Here's another point that I think will get overlooked (and if a reporter out there really wants to be "unbiased" they should think about following up this angle):

Glenn Reynolds, a University of Tennessee law professor who writes on, said the tactics used against Gannon "seem to me to be

"If I were a member of the White House press corps, I'd be
worried," Reynolds said. "If working for a biased news organization
disqualifies you, a lot of people have a lot to be worried about. If
involved in a dubious business venture is disqualifying, I suspect a
lot of
people have a lot to be worried about. I guess I don't see what all
this has
to do with his job."
--Wash. Post, Howard Kurtz, Feb. 10,

Reynolds is probably right, except where but the Web are people going to hear about the results of such an examination? What is even more intriguing is the prospect of one news organization investigating and reporting the backgrounds of ANOTHER news org and "outing" them for either being on the Left or the Right. There could be wars going on. My guess the first news org on the list will be Fox.

Regarding "outing" journalists' and their political leanings.... I've often thought that this should be standard practice. George Stephanopolous as an employee of ABC News and Bill Moyers formerly of PBS are two prime examples.

How these guys can be presented as "journalists" without being identified as former Democrat staffers is a crock! And I don't mean once in four years when reporting from a Convention or Presidential/Mid Term elections--I mean EVERY time they sign on. It should be, "Good evening, I'm Bill Moyers. A former speechwriter for Pres. Johnson...."

There are kids just coming into voting age who might not know their backgrounds, or those people with short memories, the uncaring/uninformed, and unfortunately, there are some among the elderly, who think that because they are on TV or in the newspaper, they are true "unbiased" journalists.

Now--I think "journalists" who get involved with organized politics at the volunteer or paid staff level have pretty much cast their die. Not that they can't do a good job reporting and that they are incapable of being truthful or honest, but they need to let people know from whence they came. Guess it's like being a recovering alcoholic--you never really "get clean" but stay clean one day at a time. I think they owe it to people who watch/read/listen to them and extend to them an aura of "journalistic credibility." Reporters/journalists of BOTH political stripes should have no problem with doing that.

Here's the next one:

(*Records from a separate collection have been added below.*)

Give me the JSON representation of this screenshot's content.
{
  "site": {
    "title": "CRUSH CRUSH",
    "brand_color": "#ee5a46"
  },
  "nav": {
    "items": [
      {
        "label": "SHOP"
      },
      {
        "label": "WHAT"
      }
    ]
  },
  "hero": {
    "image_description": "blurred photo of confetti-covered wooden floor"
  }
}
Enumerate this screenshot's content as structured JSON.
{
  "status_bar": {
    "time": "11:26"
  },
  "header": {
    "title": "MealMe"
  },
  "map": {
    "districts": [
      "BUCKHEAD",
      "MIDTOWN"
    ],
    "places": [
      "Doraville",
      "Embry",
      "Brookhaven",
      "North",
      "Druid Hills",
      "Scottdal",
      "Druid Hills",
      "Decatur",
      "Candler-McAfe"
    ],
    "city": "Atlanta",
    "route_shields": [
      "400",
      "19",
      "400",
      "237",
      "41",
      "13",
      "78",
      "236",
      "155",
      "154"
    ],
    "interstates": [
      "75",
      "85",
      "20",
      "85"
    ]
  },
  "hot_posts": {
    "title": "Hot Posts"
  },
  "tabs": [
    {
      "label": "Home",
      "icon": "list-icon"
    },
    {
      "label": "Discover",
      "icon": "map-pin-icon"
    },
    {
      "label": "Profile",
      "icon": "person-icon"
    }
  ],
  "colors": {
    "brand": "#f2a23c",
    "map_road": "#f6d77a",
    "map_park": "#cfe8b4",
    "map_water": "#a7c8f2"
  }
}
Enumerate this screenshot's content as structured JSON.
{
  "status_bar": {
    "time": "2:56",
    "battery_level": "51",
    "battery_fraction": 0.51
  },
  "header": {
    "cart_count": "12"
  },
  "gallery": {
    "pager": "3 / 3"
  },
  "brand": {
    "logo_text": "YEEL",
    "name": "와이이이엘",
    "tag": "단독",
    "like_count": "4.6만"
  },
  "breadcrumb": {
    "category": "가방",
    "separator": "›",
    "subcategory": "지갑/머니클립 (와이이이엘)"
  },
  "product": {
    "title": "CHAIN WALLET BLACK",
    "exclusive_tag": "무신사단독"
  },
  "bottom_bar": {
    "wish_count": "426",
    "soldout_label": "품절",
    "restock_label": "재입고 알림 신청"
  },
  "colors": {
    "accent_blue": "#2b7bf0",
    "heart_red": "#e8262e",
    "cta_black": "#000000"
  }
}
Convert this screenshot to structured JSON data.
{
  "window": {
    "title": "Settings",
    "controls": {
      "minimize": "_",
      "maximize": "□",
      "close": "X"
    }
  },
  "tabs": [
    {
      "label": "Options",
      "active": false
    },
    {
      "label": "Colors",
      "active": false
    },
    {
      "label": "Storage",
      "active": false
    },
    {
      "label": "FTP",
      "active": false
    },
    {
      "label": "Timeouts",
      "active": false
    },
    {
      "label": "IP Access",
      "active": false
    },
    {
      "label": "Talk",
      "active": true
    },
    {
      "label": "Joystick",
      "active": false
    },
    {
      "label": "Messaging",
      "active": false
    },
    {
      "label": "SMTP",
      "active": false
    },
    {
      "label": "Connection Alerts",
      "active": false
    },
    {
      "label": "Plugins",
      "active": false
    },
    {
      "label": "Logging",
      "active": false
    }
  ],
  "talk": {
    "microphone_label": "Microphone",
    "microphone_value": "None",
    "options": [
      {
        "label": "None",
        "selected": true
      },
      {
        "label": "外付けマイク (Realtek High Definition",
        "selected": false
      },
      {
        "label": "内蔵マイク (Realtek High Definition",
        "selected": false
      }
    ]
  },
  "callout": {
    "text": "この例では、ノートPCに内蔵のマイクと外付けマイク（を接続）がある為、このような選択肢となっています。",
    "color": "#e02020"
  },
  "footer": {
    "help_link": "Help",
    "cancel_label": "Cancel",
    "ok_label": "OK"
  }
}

Jim Manley, a spokesman for Senate Minority Leader Harry Reid (D-Nev.), welcomed the news. In his question at the presidential news conference, Gannon had said that in an effort to disparage the U.S. economy "Harry Reid was talking about soup lines," which is not accurate and which Gannon later acknowledged was a characterization he picked up from Rush Limbaugh. "New media or old media, the fact is the question he asked was based on a lie, and that's unacceptable," Manley said. "Fundamentally, what he was reporting was not truthful."
--Washington Post, Howard Kurtz, Feb.
Boy, if that's not the pot calling the kettle black. Do I even need to bring up Memo Gate again? Explain to me how this is any different, Mr. Manley.